(Entries from a dataset of interfaces)
────────────────

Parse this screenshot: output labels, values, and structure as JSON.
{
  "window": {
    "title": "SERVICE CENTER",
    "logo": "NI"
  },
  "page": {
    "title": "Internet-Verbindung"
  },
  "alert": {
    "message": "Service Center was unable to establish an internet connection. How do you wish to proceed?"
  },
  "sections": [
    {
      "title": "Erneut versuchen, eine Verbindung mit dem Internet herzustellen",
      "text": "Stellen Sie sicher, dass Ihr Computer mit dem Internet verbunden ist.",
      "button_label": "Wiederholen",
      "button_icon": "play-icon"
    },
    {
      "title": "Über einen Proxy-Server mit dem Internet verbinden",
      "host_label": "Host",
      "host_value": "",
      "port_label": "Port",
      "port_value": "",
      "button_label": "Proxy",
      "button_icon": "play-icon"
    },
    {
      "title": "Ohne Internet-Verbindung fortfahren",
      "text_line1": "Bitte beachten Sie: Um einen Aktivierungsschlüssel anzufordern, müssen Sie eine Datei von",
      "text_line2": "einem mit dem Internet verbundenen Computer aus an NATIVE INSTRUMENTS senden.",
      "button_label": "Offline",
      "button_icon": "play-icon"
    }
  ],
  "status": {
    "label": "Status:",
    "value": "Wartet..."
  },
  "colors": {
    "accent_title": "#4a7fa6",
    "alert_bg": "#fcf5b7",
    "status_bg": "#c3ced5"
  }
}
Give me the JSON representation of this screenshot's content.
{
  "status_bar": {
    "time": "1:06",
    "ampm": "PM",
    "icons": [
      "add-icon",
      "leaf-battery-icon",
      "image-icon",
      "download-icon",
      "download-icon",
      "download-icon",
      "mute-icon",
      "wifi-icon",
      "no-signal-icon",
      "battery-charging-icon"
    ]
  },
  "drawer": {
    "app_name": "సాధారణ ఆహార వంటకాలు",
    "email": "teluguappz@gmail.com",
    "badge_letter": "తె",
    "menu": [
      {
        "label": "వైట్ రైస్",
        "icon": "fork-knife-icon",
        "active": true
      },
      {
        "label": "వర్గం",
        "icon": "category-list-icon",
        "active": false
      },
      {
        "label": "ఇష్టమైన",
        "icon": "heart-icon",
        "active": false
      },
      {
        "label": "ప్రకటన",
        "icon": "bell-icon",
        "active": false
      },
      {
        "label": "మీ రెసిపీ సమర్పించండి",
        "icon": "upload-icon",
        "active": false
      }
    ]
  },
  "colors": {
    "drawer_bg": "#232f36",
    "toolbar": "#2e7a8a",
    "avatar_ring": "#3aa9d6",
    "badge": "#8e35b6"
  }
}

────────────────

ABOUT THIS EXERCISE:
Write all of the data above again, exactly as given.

WRITTEN RESPONSE:
Parse this screenshot: output labels, values, and structure as JSON.
{
  "window": {
    "title": "SERVICE CENTER",
    "logo": "NI"
  },
  "page": {
    "title": "Internet-Verbindung"
  },
  "alert": {
    "message": "Service Center was unable to establish an internet connection. How do you wish to proceed?"
  },
  "sections": [
    {
      "title": "Erneut versuchen, eine Verbindung mit dem Internet herzustellen",
      "text": "Stellen Sie sicher, dass Ihr Computer mit dem Internet verbunden ist.",
      "button_label": "Wiederholen",
      "button_icon": "play-icon"
    },
    {
      "title": "Über einen Proxy-Server mit dem Internet verbinden",
      "host_label": "Host",
      "host_value": "",
      "port_label": "Port",
      "port_value": "",
      "button_label": "Proxy",
      "button_icon": "play-icon"
    },
    {
      "title": "Ohne Internet-Verbindung fortfahren",
      "text_line1": "Bitte beachten Sie: Um einen Aktivierungsschlüssel anzufordern, müssen Sie eine Datei von",
      "text_line2": "einem mit dem Internet verbundenen Computer aus an NATIVE INSTRUMENTS senden.",
      "button_label": "Offline",
      "button_icon": "play-icon"
    }
  ],
  "status": {
    "label": "Status:",
    "value": "Wartet..."
  },
  "colors": {
    "accent_title": "#4a7fa6",
    "alert_bg": "#fcf5b7",
    "status_bg": "#c3ced5"
  }
}
Give me the JSON representation of this screenshot's content.
{
  "status_bar": {
    "time": "1:06",
    "ampm": "PM",
    "icons": [
      "add-icon",
      "leaf-battery-icon",
      "image-icon",
      "download-icon",
      "download-icon",
      "download-icon",
      "mute-icon",
      "wifi-icon",
      "no-signal-icon",
      "battery-charging-icon"
    ]
  },
  "drawer": {
    "app_name": "సాధారణ ఆహార వంటకాలు",
    "email": "teluguappz@gmail.com",
    "badge_letter": "తె",
    "menu": [
      {
        "label": "వైట్ రైస్",
        "icon": "fork-knife-icon",
        "active": true
      },
      {
        "label": "వర్గం",
        "icon": "category-list-icon",
        "active": false
      },
      {
        "label": "ఇష్టమైన",
        "icon": "heart-icon",
        "active": false
      },
      {
        "label": "ప్రకటన",
        "icon": "bell-icon",
        "active": false
      },
      {
        "label": "మీ రెసిపీ సమర్పించండి",
        "icon": "upload-icon",
        "active": false
      }
    ]
  },
  "colors": {
    "drawer_bg": "#232f36",
    "toolbar": "#2e7a8a",
    "avatar_ring": "#3aa9d6",
    "badge": "#8e35b6"
  }
}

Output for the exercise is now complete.